Relationship Literacy and Polyamory: A Queer Approach

Date of Award


Document Type


Degree Name

Doctor of Philosophy (Ph.D.)


English (Rhetoric and Writing) PhD

First Advisor

Kristine Blair (Committee Chair)

Second Advisor

Sue Wood (Committee Member)

Third Advisor

Lee Nickoson (Committee Member)

Fourth Advisor

Kenneth Borland, Jr. (Other)
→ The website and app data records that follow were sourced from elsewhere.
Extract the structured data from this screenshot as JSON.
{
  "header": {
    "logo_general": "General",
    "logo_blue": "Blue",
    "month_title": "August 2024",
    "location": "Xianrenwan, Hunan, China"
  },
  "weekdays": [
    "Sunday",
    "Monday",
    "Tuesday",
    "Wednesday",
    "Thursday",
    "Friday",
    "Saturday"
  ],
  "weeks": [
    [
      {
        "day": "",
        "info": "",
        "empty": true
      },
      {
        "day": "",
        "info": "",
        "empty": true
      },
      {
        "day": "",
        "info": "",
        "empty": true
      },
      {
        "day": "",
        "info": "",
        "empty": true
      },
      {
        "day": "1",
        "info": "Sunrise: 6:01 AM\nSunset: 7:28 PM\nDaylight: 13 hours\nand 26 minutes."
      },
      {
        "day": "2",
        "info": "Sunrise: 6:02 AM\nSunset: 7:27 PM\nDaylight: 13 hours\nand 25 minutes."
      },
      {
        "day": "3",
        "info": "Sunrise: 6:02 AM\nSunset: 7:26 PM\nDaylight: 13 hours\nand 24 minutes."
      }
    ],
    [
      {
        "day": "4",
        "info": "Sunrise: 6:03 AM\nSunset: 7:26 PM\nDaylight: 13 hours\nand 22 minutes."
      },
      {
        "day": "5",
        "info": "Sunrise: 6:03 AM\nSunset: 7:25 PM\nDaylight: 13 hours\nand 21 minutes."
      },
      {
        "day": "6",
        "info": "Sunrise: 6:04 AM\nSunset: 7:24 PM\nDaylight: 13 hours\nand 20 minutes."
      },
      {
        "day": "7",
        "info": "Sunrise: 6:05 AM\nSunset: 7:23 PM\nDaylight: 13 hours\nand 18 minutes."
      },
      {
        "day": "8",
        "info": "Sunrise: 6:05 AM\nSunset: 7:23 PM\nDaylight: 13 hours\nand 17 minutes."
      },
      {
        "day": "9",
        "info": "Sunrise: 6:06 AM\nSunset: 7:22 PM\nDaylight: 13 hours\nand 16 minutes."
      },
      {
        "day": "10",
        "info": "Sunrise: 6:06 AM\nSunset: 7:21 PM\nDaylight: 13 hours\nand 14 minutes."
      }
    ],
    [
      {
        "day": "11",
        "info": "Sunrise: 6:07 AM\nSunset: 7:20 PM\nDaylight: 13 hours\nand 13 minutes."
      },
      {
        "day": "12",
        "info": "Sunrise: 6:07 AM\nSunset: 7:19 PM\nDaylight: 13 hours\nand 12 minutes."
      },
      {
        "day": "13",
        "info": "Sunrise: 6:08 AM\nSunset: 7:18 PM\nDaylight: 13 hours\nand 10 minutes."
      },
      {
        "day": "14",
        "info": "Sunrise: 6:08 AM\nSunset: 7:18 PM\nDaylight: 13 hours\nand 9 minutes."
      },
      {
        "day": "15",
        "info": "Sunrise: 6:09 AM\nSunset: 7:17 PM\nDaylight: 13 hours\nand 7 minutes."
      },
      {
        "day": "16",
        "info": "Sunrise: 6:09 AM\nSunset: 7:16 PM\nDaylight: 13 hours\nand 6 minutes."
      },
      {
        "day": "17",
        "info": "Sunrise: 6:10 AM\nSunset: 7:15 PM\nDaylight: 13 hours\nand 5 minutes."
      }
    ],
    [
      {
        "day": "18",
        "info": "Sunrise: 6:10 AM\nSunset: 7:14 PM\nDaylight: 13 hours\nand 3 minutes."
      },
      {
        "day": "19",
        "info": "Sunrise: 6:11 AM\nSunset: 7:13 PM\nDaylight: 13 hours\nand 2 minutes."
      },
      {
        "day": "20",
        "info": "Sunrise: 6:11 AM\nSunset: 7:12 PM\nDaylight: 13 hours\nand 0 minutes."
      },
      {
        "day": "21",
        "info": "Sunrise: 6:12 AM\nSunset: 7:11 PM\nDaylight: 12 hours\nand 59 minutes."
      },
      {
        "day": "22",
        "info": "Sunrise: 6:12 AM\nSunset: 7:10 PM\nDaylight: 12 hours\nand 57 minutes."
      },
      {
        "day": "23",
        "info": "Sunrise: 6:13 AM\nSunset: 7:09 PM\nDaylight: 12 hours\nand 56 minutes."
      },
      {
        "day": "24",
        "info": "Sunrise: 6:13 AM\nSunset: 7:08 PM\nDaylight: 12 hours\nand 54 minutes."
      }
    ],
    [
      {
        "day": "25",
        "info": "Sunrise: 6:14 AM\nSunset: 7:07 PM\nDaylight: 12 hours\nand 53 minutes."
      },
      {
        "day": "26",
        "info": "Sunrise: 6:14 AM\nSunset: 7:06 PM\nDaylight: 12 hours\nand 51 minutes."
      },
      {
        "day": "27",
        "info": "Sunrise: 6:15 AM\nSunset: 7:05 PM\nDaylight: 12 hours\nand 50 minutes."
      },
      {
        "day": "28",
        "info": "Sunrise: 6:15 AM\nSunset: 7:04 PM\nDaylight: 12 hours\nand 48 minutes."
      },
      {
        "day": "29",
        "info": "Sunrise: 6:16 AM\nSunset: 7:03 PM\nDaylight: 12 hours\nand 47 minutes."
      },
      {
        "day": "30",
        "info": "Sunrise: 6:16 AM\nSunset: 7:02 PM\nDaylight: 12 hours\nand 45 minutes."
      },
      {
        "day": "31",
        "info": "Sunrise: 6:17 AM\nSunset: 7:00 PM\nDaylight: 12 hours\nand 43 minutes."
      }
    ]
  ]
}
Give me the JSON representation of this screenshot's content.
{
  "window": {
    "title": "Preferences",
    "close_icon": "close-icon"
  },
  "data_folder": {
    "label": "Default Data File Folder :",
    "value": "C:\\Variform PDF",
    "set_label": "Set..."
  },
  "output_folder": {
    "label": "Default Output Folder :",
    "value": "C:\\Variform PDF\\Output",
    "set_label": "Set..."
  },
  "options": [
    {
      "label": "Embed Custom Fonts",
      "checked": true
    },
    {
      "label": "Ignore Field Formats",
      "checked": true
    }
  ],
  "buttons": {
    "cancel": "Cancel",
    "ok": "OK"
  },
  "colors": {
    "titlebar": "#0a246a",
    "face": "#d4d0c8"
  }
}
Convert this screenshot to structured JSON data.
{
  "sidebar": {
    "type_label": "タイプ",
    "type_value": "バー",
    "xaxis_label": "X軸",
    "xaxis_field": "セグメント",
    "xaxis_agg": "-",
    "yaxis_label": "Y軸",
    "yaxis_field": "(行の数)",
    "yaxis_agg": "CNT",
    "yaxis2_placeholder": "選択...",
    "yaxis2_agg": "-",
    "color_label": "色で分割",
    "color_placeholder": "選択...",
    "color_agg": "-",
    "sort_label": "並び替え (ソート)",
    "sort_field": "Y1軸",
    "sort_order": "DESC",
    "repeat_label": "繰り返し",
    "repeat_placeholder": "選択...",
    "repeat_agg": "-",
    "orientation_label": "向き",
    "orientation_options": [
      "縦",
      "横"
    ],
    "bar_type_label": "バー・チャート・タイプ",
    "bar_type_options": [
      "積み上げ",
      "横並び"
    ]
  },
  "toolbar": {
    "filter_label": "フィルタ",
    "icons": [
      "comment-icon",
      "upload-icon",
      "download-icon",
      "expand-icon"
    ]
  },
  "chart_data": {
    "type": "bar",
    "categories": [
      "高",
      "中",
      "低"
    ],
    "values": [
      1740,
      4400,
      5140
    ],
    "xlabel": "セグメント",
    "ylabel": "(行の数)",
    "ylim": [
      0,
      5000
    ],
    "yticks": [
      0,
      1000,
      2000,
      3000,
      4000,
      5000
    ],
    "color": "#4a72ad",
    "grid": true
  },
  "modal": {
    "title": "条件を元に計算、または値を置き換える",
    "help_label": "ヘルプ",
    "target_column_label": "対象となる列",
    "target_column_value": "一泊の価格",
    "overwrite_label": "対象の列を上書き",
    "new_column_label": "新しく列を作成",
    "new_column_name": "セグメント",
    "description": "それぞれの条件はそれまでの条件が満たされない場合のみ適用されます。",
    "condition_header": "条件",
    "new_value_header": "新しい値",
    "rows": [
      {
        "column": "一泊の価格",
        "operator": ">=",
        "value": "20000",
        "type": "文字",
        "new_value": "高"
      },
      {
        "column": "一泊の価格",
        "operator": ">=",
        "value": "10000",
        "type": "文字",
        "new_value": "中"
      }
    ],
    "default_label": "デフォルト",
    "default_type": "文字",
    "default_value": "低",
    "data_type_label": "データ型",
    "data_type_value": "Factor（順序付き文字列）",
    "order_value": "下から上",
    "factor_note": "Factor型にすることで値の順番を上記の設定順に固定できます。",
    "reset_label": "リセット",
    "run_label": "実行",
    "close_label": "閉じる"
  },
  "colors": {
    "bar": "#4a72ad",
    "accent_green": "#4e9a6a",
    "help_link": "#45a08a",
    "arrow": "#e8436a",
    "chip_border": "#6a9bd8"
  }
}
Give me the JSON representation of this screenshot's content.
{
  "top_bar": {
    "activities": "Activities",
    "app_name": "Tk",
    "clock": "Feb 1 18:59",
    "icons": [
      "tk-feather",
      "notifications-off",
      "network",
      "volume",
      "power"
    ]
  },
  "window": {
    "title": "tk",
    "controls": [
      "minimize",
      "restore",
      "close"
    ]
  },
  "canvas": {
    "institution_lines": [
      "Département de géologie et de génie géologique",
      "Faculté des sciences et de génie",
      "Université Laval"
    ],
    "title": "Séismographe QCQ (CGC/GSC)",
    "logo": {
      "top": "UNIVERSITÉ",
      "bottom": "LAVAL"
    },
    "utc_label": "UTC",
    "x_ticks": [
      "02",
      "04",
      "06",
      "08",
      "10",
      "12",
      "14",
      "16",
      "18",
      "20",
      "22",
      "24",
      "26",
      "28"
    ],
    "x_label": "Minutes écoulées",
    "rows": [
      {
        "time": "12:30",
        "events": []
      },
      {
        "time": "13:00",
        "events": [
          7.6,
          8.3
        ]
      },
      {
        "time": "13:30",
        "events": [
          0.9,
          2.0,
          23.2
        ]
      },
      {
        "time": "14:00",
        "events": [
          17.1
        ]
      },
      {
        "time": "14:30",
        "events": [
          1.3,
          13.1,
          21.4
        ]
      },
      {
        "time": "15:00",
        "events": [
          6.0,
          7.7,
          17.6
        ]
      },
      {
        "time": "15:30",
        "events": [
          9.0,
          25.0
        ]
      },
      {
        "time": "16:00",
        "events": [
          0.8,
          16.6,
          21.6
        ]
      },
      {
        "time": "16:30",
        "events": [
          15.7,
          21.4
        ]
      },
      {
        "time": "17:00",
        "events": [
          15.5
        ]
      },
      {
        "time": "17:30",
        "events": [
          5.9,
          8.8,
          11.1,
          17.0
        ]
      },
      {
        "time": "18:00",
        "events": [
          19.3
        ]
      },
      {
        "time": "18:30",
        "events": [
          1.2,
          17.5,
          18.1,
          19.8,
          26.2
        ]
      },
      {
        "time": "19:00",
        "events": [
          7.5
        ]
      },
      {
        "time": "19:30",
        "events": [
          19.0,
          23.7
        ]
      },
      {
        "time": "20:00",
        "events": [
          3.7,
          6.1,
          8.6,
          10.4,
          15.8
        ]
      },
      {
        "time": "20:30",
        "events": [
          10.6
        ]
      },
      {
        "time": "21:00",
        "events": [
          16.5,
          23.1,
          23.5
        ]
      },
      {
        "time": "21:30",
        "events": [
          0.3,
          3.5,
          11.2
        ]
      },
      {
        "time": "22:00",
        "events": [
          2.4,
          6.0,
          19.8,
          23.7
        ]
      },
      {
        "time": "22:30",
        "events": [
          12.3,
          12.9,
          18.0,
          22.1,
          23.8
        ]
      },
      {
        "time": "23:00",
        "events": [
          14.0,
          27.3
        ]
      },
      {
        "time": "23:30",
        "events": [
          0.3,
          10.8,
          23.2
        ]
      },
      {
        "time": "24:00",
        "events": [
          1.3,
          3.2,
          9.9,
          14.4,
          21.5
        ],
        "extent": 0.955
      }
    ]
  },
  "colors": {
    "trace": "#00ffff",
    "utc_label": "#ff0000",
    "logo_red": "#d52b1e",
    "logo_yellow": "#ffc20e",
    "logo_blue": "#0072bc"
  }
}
The field of rhetoric and composition has embraced queer theory and broader understandings of sexual literacy in order to dialogue with students, teachers, theorists and other learners about the problematics of normativity when applied to sexuality. Although discussed in a variety of other academic fields, polyamory—the practice, identity, and theory of an ethical engagement in multiple loving relationships with the full knowledge and consent of all involved—has not yet been broached within rhetoric and composition. This project is the first step in starting such a conversation. By providing a synthesis of the extant scholarship on polyamory across the disciplines and explaining how polyamory can be viewed as an organic outgrowth from current conversations about queerness and identity, I coin the term “relationship literacy” as a way to provoke new dialogues about what it might mean to make and maintain intimate, consensual relationships that do not necessarily fall in line with the status quo. Through the lens of queer theory, I advocate the importation of polyamory studies into rhetoric and composition because it can stimulate existing conversations about feminist pedagogy as well as the generative social justice theories and activisms that form the basis of the field. Through a queer approach to polyamory, new insights in both theory and pedagogy become possible, as scholars and teachers begin to understand the force of mononormativity as nearly ubiquitous.